- So I think work as really three different channels. It’s either a job, it’s a career or it’s a passion point. And a job by nature is hard work, it’s something maybe you’ve landed into for circumstances you’re not thrilled about. And a career of course, you’ve nurtured some educational qualifications. For me what I do is a passion point. I’m literally intrigued by the puzzle of business, I love solving it. I love trying to get more out of a business, solve – not only where we are today, where we need to be in 12 months and five years
- you can’t have a proper relationship until you love yourself. It sort of emanates from the same thinking. You are the centre of any transaction, whether it be personal or work. And if you don’t know yourself, if you don’t feel you’re at the best capability development levels, it starts with you. You’ve gotta look in the mirror. There’s actually a great poem about the man in the mirror. Being able to say positive things about yourself and knowing who you are and being responsible for the person look in the mirror at and being able to lie down at night, calmly and happy.
So that for me is where it emanates from. It all starts and ends with you. And your success starts and ends with you as well. If you’re aspirational to get certain levels in your career or certain levels financial goals or certain lifestyle attributes, then there’s a pathway to get there, you need to start executing. That starts with you.
- Or you watch too much Instagram and you don’t come in the genetically predisposed body shape that everyone thinks is currently attractive. You don’t have the right chest measurements, or the six-pack if you’re a bloke. These are not things that genuinely make people happy, they’re superficial things. And yet we put so much importance on them
- We talk about counselling or psychologists. We seem to look at it in a fixing process, something’s wrong, go see a psychologist. When in actual fact it could be a positive conversation and kind of in note in that space is Miranda Kerr, who positively seeks psychological discussions annually to ensure she’s recalibrating and refocused for what she believes is the year ahead
- I’m a big advocate that big people make other people feel big, small people make other people feel small. And I say this to my daughters, and I say “be very clear with the person’s character. And how you’ll be treated based on how you look, but that’ll stop very quickly if you don’t have character”.
- You can’t ride on someone else’s back to make you feel bigger
- So don’t keep ploughing away at a job or a business that isn’t helping and reflecting and acknowledging the contribution that you’re making, because it’s like hitting your head against a brick wall. Equally if you are in a current role and you aspire to go to the next role, look at all the possible pathways. Is it through the operational … you know if you’re in HR and you want to get to GM roles, what are my opportunities. Do I go and do a project management lead? Do I go into an operational role that gives me more than just HR as a discipline to get more broad? Do I need an MBA on top of my base degree to give me the door opening conversation, to show management I’m actually committed to my career?
- You need to look where do I need to be, and if you’re unsure, ask the right questions. Seek networking conversations with people who have done that pathway, been successful, reached that goal.
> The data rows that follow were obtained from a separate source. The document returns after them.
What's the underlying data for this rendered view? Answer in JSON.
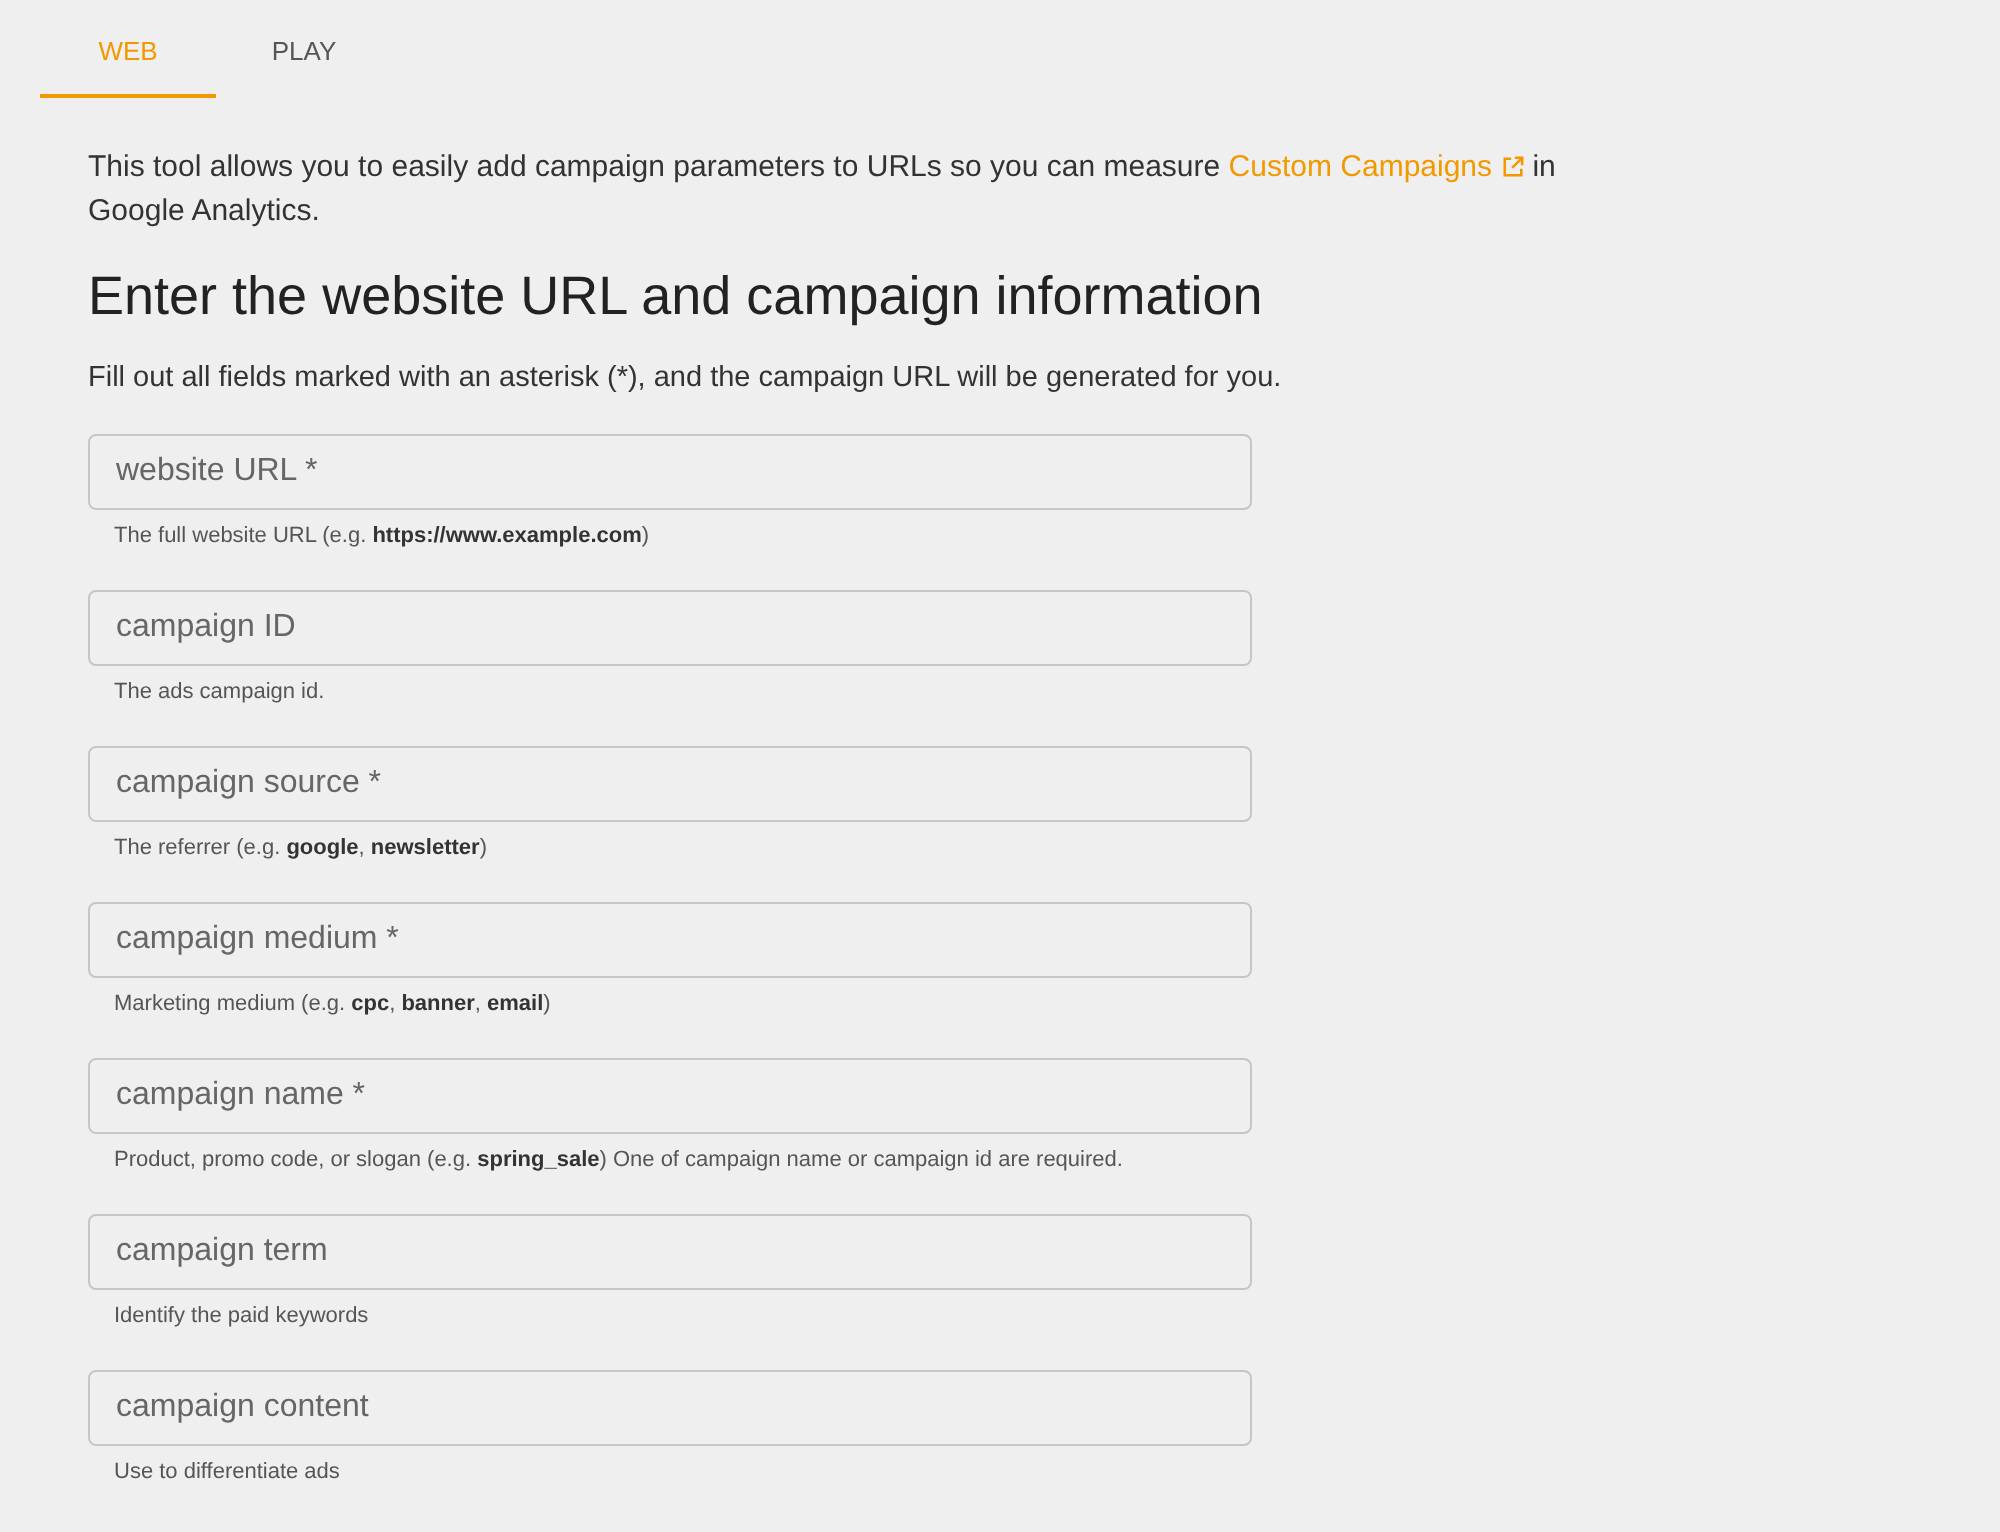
{
  "tabs": [
    {
      "label": "WEB",
      "selected": true
    },
    {
      "label": "PLAY",
      "selected": false
    }
  ],
  "intro": {
    "text_before": "This tool allows you to easily add campaign parameters to URLs so you can measure",
    "link": "Custom Campaigns",
    "text_after": "in Google Analytics."
  },
  "heading": "Enter the website URL and campaign information",
  "instructions": "Fill out all fields marked with an asterisk (*), and the campaign URL will be generated for you.",
  "fields": [
    {
      "placeholder": "website URL *",
      "helper": "The full website URL (e.g. **https://www.example.com**)"
    },
    {
      "placeholder": "campaign ID",
      "helper": "The ads campaign id."
    },
    {
      "placeholder": "campaign source *",
      "helper": "The referrer (e.g. **google**, **newsletter**)"
    },
    {
      "placeholder": "campaign medium *",
      "helper": "Marketing medium (e.g. **cpc**, **banner**, **email**)"
    },
    {
      "placeholder": "campaign name *",
      "helper": "Product, promo code, or slogan (e.g. **spring_sale**) One of campaign name or campaign id are required."
    },
    {
      "placeholder": "campaign term",
      "helper": "Identify the paid keywords"
    },
    {
      "placeholder": "campaign content",
      "helper": "Use to differentiate ads"
    }
  ]
}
What did you do, how’d you do it differently? And then ask if you’re junior, and you’ve got a clear pathway and you’re implementation some of those aspirational points – ask for people to be your sponsor. And a sponsor in my view, is someone to raise your name in a conversation when the opportunity comes up. To say “have you thought of Johnny? I know he’s passionate about becoming a project lead”, “Hey Sally mentioned to me the other day that she’s interested in an operational opportunity, is there a quick project you could put her on to give her more exposure to the operational side of the business?”